_What you will do_
How many lines of the data contain the string "pots"? Write the number and nothing more.
*** Opening of Records supplied ***
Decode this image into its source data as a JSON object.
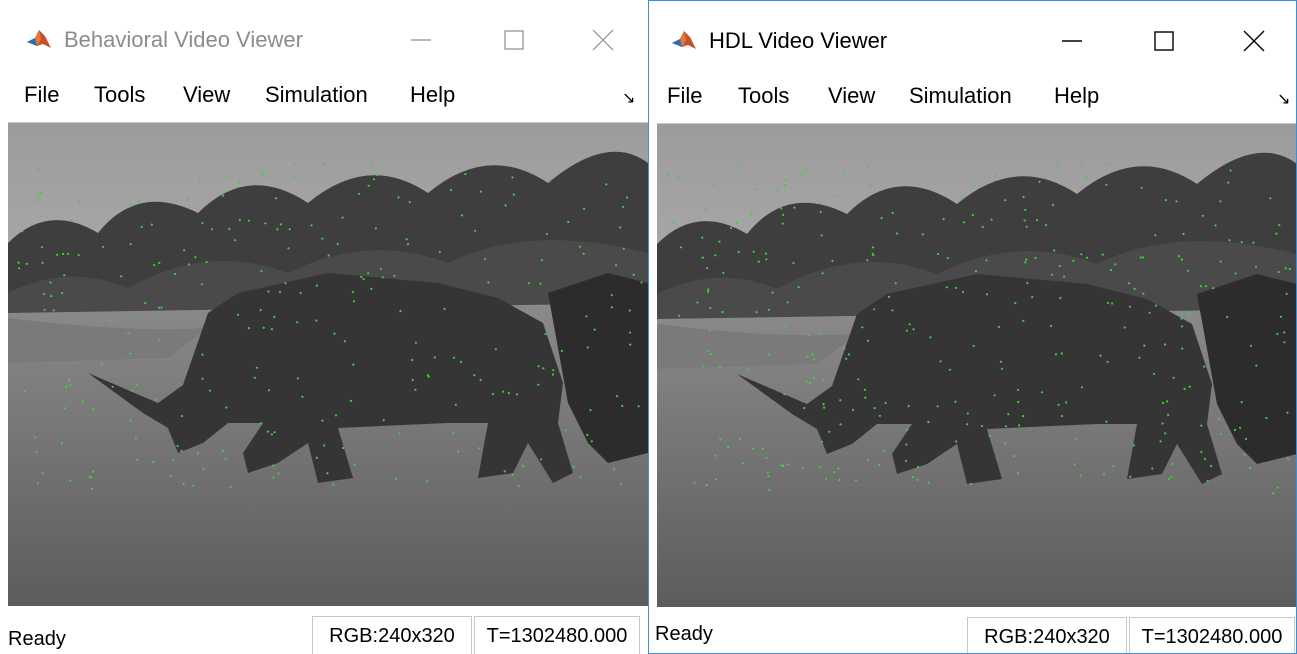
{
  "windows": [
    {
      "title": "Behavioral Video Viewer",
      "menu": [
        "File",
        "Tools",
        "View",
        "Simulation",
        "Help"
      ],
      "status": {
        "text": "Ready",
        "dimensions": "RGB:240x320",
        "time": "T=1302480.000"
      }
    },
    {
      "title": "HDL Video Viewer",
      "menu": [
        "File",
        "Tools",
        "View",
        "Simulation",
        "Help"
      ],
      "status": {
        "text": "Ready",
        "dimensions": "RGB:240x320",
        "time": "T=1302480.000"
      }
    }
  ],
  "icons": {
    "app": "matlab-logo-icon",
    "minimize": "minimize-icon",
    "maximize": "maximize-icon",
    "close": "close-icon",
    "dock": "undock-arrow-icon"
  },
  "colors": {
    "inactive_title": "#8c8c8c",
    "active_title": "#000000",
    "active_border": "#3b8ed8",
    "feature_points": "#3cd23c"
  }
}
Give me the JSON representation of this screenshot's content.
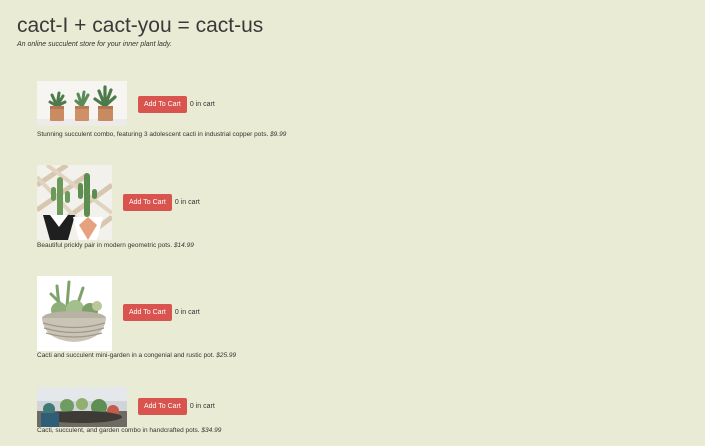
{
  "header": {
    "title": "cact-I + cact-you = cact-us",
    "subtitle": "An online succulent store for your inner plant lady."
  },
  "products": [
    {
      "button_label": "Add To Cart",
      "cart_count": "0",
      "cart_suffix": "in cart",
      "description": "Stunning succulent combo, featuring 3 adolescent cacti in industrial copper pots.",
      "price": "$9.99"
    },
    {
      "button_label": "Add To Cart",
      "cart_count": "0",
      "cart_suffix": "in cart",
      "description": "Beautiful prickly pair in modern geometric pots.",
      "price": "$14.99"
    },
    {
      "button_label": "Add To Cart",
      "cart_count": "0",
      "cart_suffix": "in cart",
      "description": "Cacti and succulent mini-garden in a congenial and rustic pot.",
      "price": "$25.99"
    },
    {
      "button_label": "Add To Cart",
      "cart_count": "0",
      "cart_suffix": "in cart",
      "description": "Cacti, succulent, and garden combo in handcrafted pots.",
      "price": "$34.99"
    }
  ]
}
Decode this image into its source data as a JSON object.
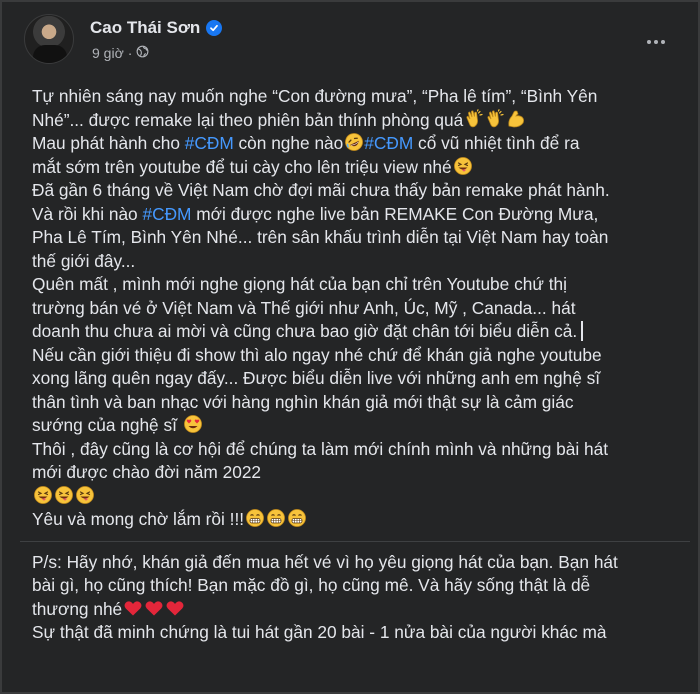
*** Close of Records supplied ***
_Solution to this problem_
3